One of those stories belongs to Falcón’s great-grandparents: Pastor “Shorty” Falcón, who migrated from Mexico to work on railroads in Nebraska before moving to Kansas, and his wife, Maria Gonzalez Falcón, their great-grandmother.
Falcón spent years extensively looking into archives to find their family’s story, including the National Archives, the Kansas Historical Society and the Lyons County Historical Society. As a feminist scholar, Falcón was determined to highlight the role, presence and contributions of women during the peak of Mexican railroad laborers.
“There was some representation of track laborers that were all about the men’s work, that they were doing out on the railroad, even though we do know now that women were also working on the rails,” Falcón said. “Primarily, these women supported the entire endeavor by serving as wife and mother and caretaking the home and tending to the needs of the community.”
Flicking through a series of still-life photographs, Falcón stopped at one. It showed their great-grandmother looking directly into the camera lens with her husband taking a smoke break. Her facial expression has the slightest of smiles. A washboard sits in the background.
“I just love this image,” Falcón said. “It spoke to me the moment I saw it. I feel like it really highlights the importance of rest and relaxation and finding joy amongst the very hard work that our ancestors had to do.”
Palacioz, the grandson of a Matfield Green bunkhouse resident, described family freetime as a chance to “wash clothes, peel cactus, occasionally relax and sometimes dance.”
“Dances were held once in a while on the porches of housing at Matfield and Cassody,” Palacioz said. “People from Gladstone, Bazaar and Strong City would come to dance to a guitar and fiddle. Big tamales sold for 5 cents.”
According to Falcón, their great-grandmother would wash, by hand, the clothes of her large family, which included thirteen children. Falcón's grandfather, one of Maria's sons, eventually worked for the railroads too.
“(His kids) knew that their grandpa and their dad worked for the railroad, but they always imagined they were the engineers or driving the trains. (The kids) would wave at the trains when they would go by on the track, or they’d go out to pick out any corn that might have fallen out of the box cars.”
What those kids didn’t know was that the Sante Fe railway didn’t allow Mexicans to be trained engineers until the 1980s — Falcón’s family actually was replacing railroad ties or driving spikes into the tracks.
Honoring ‘Marfil Grin’
Falcón has an additional nod to the past. The title of their work, ‘Marfil Grin,’ is how Spanish-speaking families pronounced Matfield Green, according to Palacioz.

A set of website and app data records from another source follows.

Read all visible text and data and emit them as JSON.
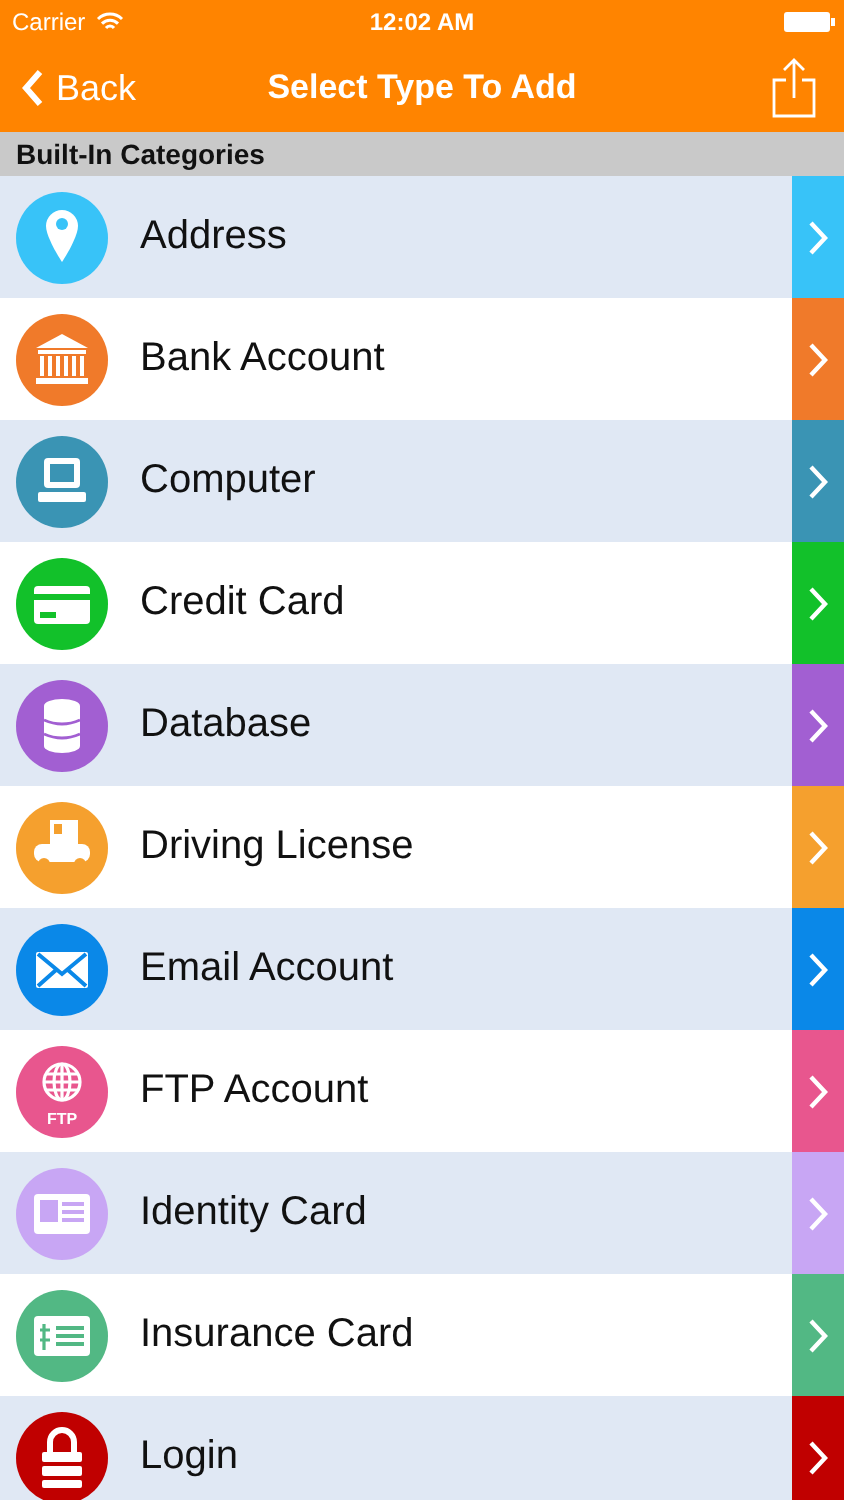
{
  "status_bar": {
    "carrier": "Carrier",
    "time": "12:02 AM"
  },
  "nav": {
    "back": "Back",
    "title": "Select Type To Add"
  },
  "section": {
    "title": "Built-In Categories"
  },
  "categories": [
    {
      "label": "Address",
      "kind": "pin",
      "color": "#38c3f8"
    },
    {
      "label": "Bank Account",
      "kind": "bank",
      "color": "#f07a2a"
    },
    {
      "label": "Computer",
      "kind": "computer",
      "color": "#3a94b4"
    },
    {
      "label": "Credit Card",
      "kind": "card",
      "color": "#12c12a"
    },
    {
      "label": "Database",
      "kind": "database",
      "color": "#a25fd2"
    },
    {
      "label": "Driving License",
      "kind": "license",
      "color": "#f5a02e"
    },
    {
      "label": "Email Account",
      "kind": "envelope",
      "color": "#0a88e8"
    },
    {
      "label": "FTP Account",
      "kind": "globe",
      "color": "#e8568e",
      "badge": "FTP"
    },
    {
      "label": "Identity Card",
      "kind": "idcard",
      "color": "#c8a6f4"
    },
    {
      "label": "Insurance Card",
      "kind": "insurance",
      "color": "#52b884"
    },
    {
      "label": "Login",
      "kind": "lock",
      "color": "#c00000"
    }
  ]
}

“In another funny story, my mother named me something that my abuela cannot pronounce. I, too, am a product and legacy of the way that Spanish and English don’t always connect and translate clearly,” they said.
The gathering ended with an invite from Falcón to “dance on the porch of the bunkhouse for our ancestors, and to take some of those lessons of joy along with honoring their hard work,” as well as a promise on the horizon: Falcón and the owners of Matfield Station are working hard to place the bunkhouse on the National Register of Historic Places.

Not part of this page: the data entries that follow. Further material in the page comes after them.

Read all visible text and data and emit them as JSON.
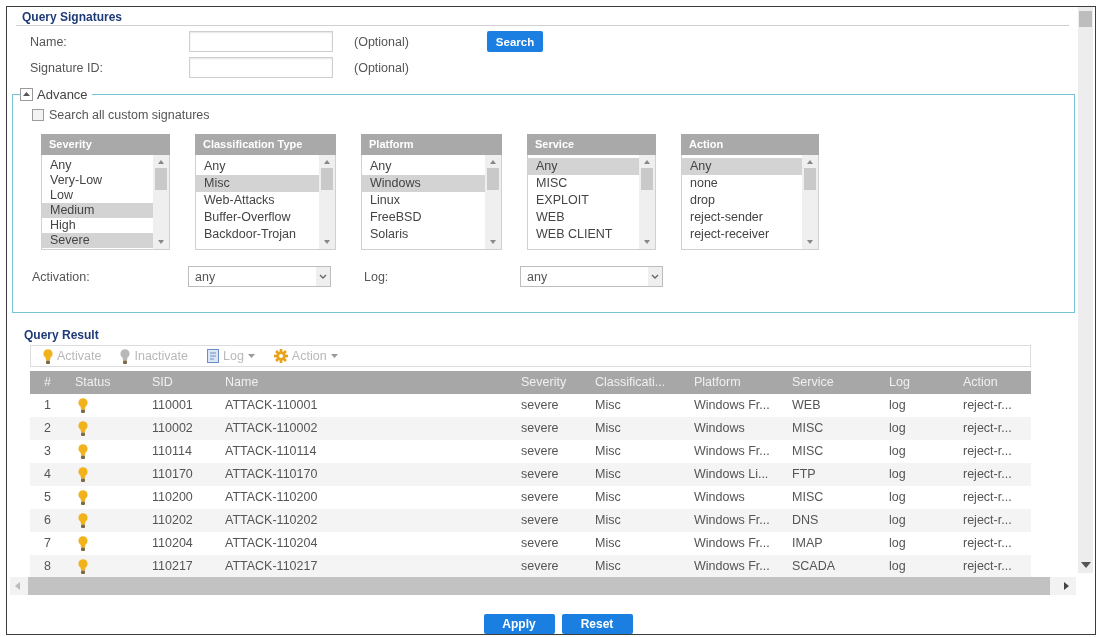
{
  "query_signatures": {
    "title": "Query Signatures",
    "fields": [
      {
        "label": "Name:",
        "hint": "(Optional)"
      },
      {
        "label": "Signature ID:",
        "hint": "(Optional)"
      }
    ],
    "search_button": "Search"
  },
  "advance": {
    "label": "Advance",
    "expanded": true,
    "search_all": {
      "label": "Search all custom signatures",
      "checked": false
    },
    "lists": [
      {
        "title": "Severity",
        "items": [
          {
            "label": "Any",
            "selected": false
          },
          {
            "label": "Very-Low",
            "selected": false
          },
          {
            "label": "Low",
            "selected": false
          },
          {
            "label": "Medium",
            "selected": true
          },
          {
            "label": "High",
            "selected": false
          },
          {
            "label": "Severe",
            "selected": true
          }
        ]
      },
      {
        "title": "Classification Type",
        "items": [
          {
            "label": "Any",
            "selected": false
          },
          {
            "label": "Misc",
            "selected": true
          },
          {
            "label": "Web-Attacks",
            "selected": false
          },
          {
            "label": "Buffer-Overflow",
            "selected": false
          },
          {
            "label": "Backdoor-Trojan",
            "selected": false
          }
        ]
      },
      {
        "title": "Platform",
        "items": [
          {
            "label": "Any",
            "selected": false
          },
          {
            "label": "Windows",
            "selected": true
          },
          {
            "label": "Linux",
            "selected": false
          },
          {
            "label": "FreeBSD",
            "selected": false
          },
          {
            "label": "Solaris",
            "selected": false
          }
        ]
      },
      {
        "title": "Service",
        "items": [
          {
            "label": "Any",
            "selected": true
          },
          {
            "label": "MISC",
            "selected": false
          },
          {
            "label": "EXPLOIT",
            "selected": false
          },
          {
            "label": "WEB",
            "selected": false
          },
          {
            "label": "WEB CLIENT",
            "selected": false
          }
        ]
      },
      {
        "title": "Action",
        "items": [
          {
            "label": "Any",
            "selected": true
          },
          {
            "label": "none",
            "selected": false
          },
          {
            "label": "drop",
            "selected": false
          },
          {
            "label": "reject-sender",
            "selected": false
          },
          {
            "label": "reject-receiver",
            "selected": false
          }
        ]
      }
    ],
    "filters": [
      {
        "label": "Activation:",
        "value": "any"
      },
      {
        "label": "Log:",
        "value": "any"
      }
    ]
  },
  "query_result": {
    "title": "Query Result",
    "toolbar": [
      {
        "kind": "activate",
        "label": "Activate",
        "disabled": true,
        "dropdown": false
      },
      {
        "kind": "inactivate",
        "label": "Inactivate",
        "disabled": true,
        "dropdown": false
      },
      {
        "kind": "log",
        "label": "Log",
        "disabled": true,
        "dropdown": true
      },
      {
        "kind": "action",
        "label": "Action",
        "disabled": true,
        "dropdown": true
      }
    ],
    "columns": [
      "#",
      "Status",
      "SID",
      "Name",
      "Severity",
      "Classificati...",
      "Platform",
      "Service",
      "Log",
      "Action"
    ],
    "rows": [
      {
        "index": "1",
        "active": true,
        "sid": "110001",
        "name": "ATTACK-110001",
        "severity": "severe",
        "classification": "Misc",
        "platform": "Windows Fr...",
        "service": "WEB",
        "log": "log",
        "action": "reject-r..."
      },
      {
        "index": "2",
        "active": true,
        "sid": "110002",
        "name": "ATTACK-110002",
        "severity": "severe",
        "classification": "Misc",
        "platform": "Windows",
        "service": "MISC",
        "log": "log",
        "action": "reject-r..."
      },
      {
        "index": "3",
        "active": true,
        "sid": "110114",
        "name": "ATTACK-110114",
        "severity": "severe",
        "classification": "Misc",
        "platform": "Windows Fr...",
        "service": "MISC",
        "log": "log",
        "action": "reject-r..."
      },
      {
        "index": "4",
        "active": true,
        "sid": "110170",
        "name": "ATTACK-110170",
        "severity": "severe",
        "classification": "Misc",
        "platform": "Windows Li...",
        "service": "FTP",
        "log": "log",
        "action": "reject-r..."
      },
      {
        "index": "5",
        "active": true,
        "sid": "110200",
        "name": "ATTACK-110200",
        "severity": "severe",
        "classification": "Misc",
        "platform": "Windows",
        "service": "MISC",
        "log": "log",
        "action": "reject-r..."
      },
      {
        "index": "6",
        "active": true,
        "sid": "110202",
        "name": "ATTACK-110202",
        "severity": "severe",
        "classification": "Misc",
        "platform": "Windows Fr...",
        "service": "DNS",
        "log": "log",
        "action": "reject-r..."
      },
      {
        "index": "7",
        "active": true,
        "sid": "110204",
        "name": "ATTACK-110204",
        "severity": "severe",
        "classification": "Misc",
        "platform": "Windows Fr...",
        "service": "IMAP",
        "log": "log",
        "action": "reject-r..."
      },
      {
        "index": "8",
        "active": true,
        "sid": "110217",
        "name": "ATTACK-110217",
        "severity": "severe",
        "classification": "Misc",
        "platform": "Windows Fr...",
        "service": "SCADA",
        "log": "log",
        "action": "reject-r..."
      }
    ]
  },
  "buttons": [
    "Apply",
    "Reset"
  ]
}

The recognition would honor the lives of the Mexican families who worked, cooked and danced upon the land they chose to make home. A way to bring their suppressed experiences to the forefront of history.

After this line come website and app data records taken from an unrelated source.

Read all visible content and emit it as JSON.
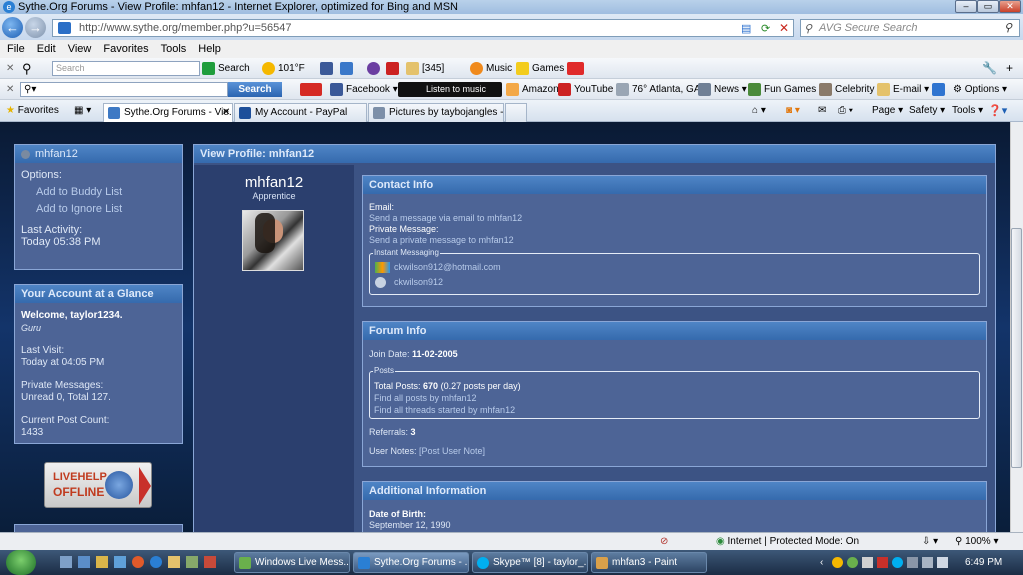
{
  "window": {
    "title": "Sythe.Org Forums - View Profile: mhfan12 - Internet Explorer, optimized for Bing and MSN"
  },
  "address": {
    "url": "http://www.sythe.org/member.php?u=56547",
    "search_placeholder": "AVG Secure Search"
  },
  "menu": [
    "File",
    "Edit",
    "View",
    "Favorites",
    "Tools",
    "Help"
  ],
  "toolbar1": {
    "search_placeholder": "Search",
    "search_label": "Search",
    "temp": "101°F",
    "mail_count": "[345]",
    "music": "Music",
    "games": "Games"
  },
  "toolbar2": {
    "search_button": "Search",
    "facebook": "Facebook",
    "listen": "Listen to music",
    "amazon": "Amazon",
    "youtube": "YouTube",
    "weather": "76° Atlanta, GA",
    "news": "News",
    "fun_games": "Fun Games",
    "celebrity": "Celebrity",
    "email": "E-mail",
    "options": "Options"
  },
  "tabs": {
    "favorites": "Favorites",
    "tab1": "Sythe.Org Forums - Vie...",
    "tab2": "My Account - PayPal",
    "tab3": "Pictures by taybojangles - ...",
    "page": "Page",
    "safety": "Safety",
    "tools": "Tools"
  },
  "sidebar": {
    "username": "mhfan12",
    "options_label": "Options:",
    "buddy": "Add to Buddy List",
    "ignore": "Add to Ignore List",
    "last_activity_label": "Last Activity:",
    "last_activity": "Today 05:38 PM",
    "account_head": "Your Account at a Glance",
    "welcome": "Welcome, taylor1234.",
    "rank": "Guru",
    "last_visit_label": "Last Visit:",
    "last_visit": "Today at 04:05 PM",
    "pm_label": "Private Messages:",
    "pm_value": "Unread 0, Total 127.",
    "post_count_label": "Current Post Count:",
    "post_count": "1433",
    "livehelp_1": "LIVEHELP",
    "livehelp_2": "OFFLINE"
  },
  "profile": {
    "head": "View Profile: mhfan12",
    "name": "mhfan12",
    "title": "Apprentice",
    "contact": {
      "head": "Contact Info",
      "email_label": "Email:",
      "email_link": "Send a message via email to mhfan12",
      "pm_label": "Private Message:",
      "pm_link": "Send a private message to mhfan12",
      "im_legend": "Instant Messaging",
      "msn": "ckwilson912@hotmail.com",
      "skype": "ckwilson912"
    },
    "forum": {
      "head": "Forum Info",
      "join_label": "Join Date:",
      "join_date": "11-02-2005",
      "posts_legend": "Posts",
      "total_label": "Total Posts:",
      "total": "670",
      "per_day": "(0.27 posts per day)",
      "find_posts": "Find all posts by mhfan12",
      "find_threads": "Find all threads started by mhfan12",
      "referrals_label": "Referrals:",
      "referrals": "3",
      "notes_label": "User Notes:",
      "notes_link": "[Post User Note]"
    },
    "additional": {
      "head": "Additional Information",
      "dob_label": "Date of Birth:",
      "dob": "September 12, 1990"
    }
  },
  "status": {
    "zone": "Internet | Protected Mode: On",
    "zoom": "100%"
  },
  "taskbar": {
    "t1": "Windows Live Mess...",
    "t2": "Sythe.Org Forums - ...",
    "t3": "Skype™ [8] - taylor_...",
    "t4": "mhfan3 - Paint",
    "clock": "6:49 PM"
  }
}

You can view more of Falcon’s art work and read about their experience living in the bunkhouse by visiting tallgrassartistresidency.org/kandace-creel-falcon/.
For further exploration on Mexican railroad workers in Kansas, you can listen to ‘La Yarda,’ an oral history project looking into a neighborhood of worker housing in Lawrence. The interviews primarily feature the children of the railroad workers who migrated to Lawrence in the early 20th century.
Somos de Wichita, a Wichita State University project, also looks at how families from Mexico and Latin America weaved themselves into the fabric of the Wichita area via the railroad and meatpacking industry, and where their descendants stand culturally today. Available in English and Spanish.